FERC’s New PURPA Rule Undermines Clean Energy Projects, Advocates Say

The Federal Energy Regulatory Commission has changed the rules for a federal law that allows independent energy projects to secure utility contracts for their power. Utility groups say the changes will reduce costs for customers, but clean-energy groups and independent power developers say they’ll stifle open competition. 

FERC’s  new rule  for the Public Utilities Regulatory Policies Act (PURPA), which closely matches its  proposal from last year , passed by a 3-1 vote Thursday over the objections of the commission’s sole Democrat, Richard Glick. 

In FERC’s Thursday meeting, Chairman Neil Chatterjee said the new rule represents a “wide-ranging and comprehensive set of reforms” to how the 1978 federal law is implemented. Under PURPA, utilities in states without wholesale energy markets must contract with independent power projects, known as qualifying facilities (QFs), if they can produce electricity at less than the utility’s avoided cost of generation. 

But Glick echoed criticisms from clean-energy and environmental advocacy groups that FERC’s new rule fails to reform key problems in how PURPA has been implemented on a state-by-state basis over the past decade. He also cited new changes that could undermine PURPA’s goal of creating a level playing field for independent energy developers in regions where vertically integrated utilities hold monopoly power. 

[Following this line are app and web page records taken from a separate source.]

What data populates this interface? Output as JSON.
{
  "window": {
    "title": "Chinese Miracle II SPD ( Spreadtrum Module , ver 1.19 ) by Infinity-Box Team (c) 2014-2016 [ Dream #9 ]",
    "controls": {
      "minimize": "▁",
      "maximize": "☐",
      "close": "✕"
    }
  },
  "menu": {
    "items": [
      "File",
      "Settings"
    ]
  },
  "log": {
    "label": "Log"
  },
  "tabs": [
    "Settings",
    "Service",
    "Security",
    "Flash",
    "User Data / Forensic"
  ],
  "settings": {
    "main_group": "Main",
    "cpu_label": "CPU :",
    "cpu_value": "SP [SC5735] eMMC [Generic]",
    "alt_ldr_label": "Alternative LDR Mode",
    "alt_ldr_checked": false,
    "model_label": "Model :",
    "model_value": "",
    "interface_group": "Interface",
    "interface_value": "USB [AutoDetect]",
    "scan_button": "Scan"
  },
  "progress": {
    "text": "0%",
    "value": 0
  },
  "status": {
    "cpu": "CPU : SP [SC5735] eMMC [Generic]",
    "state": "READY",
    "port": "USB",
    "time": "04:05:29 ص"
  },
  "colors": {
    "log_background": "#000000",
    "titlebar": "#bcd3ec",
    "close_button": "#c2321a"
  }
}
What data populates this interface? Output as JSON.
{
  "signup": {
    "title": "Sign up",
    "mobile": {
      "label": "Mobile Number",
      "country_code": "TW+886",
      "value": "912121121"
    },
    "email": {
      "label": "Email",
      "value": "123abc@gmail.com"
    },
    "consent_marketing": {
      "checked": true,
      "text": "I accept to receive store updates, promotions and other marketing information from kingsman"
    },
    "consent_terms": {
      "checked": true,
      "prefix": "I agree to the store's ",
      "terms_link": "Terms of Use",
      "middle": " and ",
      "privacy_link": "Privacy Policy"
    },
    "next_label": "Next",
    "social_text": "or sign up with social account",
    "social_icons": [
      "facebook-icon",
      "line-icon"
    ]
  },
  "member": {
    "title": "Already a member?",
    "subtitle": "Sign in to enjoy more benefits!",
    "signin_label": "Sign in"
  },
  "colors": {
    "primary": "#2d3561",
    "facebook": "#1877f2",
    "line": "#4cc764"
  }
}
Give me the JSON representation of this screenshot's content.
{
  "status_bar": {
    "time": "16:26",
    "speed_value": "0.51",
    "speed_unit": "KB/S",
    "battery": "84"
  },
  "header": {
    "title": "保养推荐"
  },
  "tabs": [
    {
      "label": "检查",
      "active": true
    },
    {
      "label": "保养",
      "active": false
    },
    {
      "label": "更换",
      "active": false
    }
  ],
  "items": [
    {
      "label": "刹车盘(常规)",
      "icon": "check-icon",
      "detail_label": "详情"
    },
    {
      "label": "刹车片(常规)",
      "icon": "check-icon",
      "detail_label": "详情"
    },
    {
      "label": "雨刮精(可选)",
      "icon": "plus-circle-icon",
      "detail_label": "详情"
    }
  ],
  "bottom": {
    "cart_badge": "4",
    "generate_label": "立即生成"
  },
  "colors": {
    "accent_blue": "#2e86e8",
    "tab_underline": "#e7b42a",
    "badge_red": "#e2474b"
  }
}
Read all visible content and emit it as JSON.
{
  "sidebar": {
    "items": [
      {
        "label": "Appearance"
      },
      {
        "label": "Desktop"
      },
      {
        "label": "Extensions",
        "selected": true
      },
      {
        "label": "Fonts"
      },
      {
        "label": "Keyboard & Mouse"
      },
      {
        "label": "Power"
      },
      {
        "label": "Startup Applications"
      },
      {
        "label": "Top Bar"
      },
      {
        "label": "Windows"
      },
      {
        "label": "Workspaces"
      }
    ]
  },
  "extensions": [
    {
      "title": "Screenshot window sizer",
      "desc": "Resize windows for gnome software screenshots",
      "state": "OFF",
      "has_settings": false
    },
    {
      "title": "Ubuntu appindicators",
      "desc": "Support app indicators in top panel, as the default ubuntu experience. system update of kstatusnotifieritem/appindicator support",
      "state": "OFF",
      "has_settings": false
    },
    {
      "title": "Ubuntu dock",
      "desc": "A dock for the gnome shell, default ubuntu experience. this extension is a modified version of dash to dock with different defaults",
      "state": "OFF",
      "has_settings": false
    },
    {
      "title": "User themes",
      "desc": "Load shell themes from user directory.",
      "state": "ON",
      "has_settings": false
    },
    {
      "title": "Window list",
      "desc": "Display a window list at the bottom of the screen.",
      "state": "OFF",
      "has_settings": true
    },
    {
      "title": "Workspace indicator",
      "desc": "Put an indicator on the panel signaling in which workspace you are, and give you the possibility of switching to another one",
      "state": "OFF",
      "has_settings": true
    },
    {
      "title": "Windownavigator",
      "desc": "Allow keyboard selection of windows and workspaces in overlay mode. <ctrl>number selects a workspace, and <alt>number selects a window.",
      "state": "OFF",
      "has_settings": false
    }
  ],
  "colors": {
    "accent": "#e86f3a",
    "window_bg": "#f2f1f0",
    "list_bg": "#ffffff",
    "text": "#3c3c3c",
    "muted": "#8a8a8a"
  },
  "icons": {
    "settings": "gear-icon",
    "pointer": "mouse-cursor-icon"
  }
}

“One of PURPA’s requirements is to encourage QFs,” he said at the meeting. But after reading the draft final rule, which has not yet been publicly released, he added, “I have a hard time seeing how it encourages it. I think it actually discourages QF development.” 

Fixed contract terms still up in the air

FERC’s new rule doesn’t change a status quo that has given state regulators wide latitude in how to ensure that utilities offer long-term fixed prices to QFs, according to Glick. Independent power producers say these long-term contracts have been critical to ensuring that their projects can obtain financing. 

But in recent years, utilities have sought  changes to state  regulations on the length and pricing of these contracts that have led to significant reductions in PURPA-driven development. 

For example, PURPA compliance efforts catapulted North Carolina to the leading spot in U.S. solar development earlier this decade. But  a 2017 law  shortened the required fixed contract length from 15 to 10 years, along with project sizing and pricing changes that have  stifled development since  then. Utilities in other states have sought to shorten PURPA contracts to as little as two years, an effort that  succeeded in Idaho  but  failed in Arizona . 

“Two years is not an appropriate contract term,” Katherine Gensler, vice president of regulatory affairs for the Solar Energy Industries Association, said in a Thursday interview. “Neither the proposed rule [nor] the final rule has addressed one of the...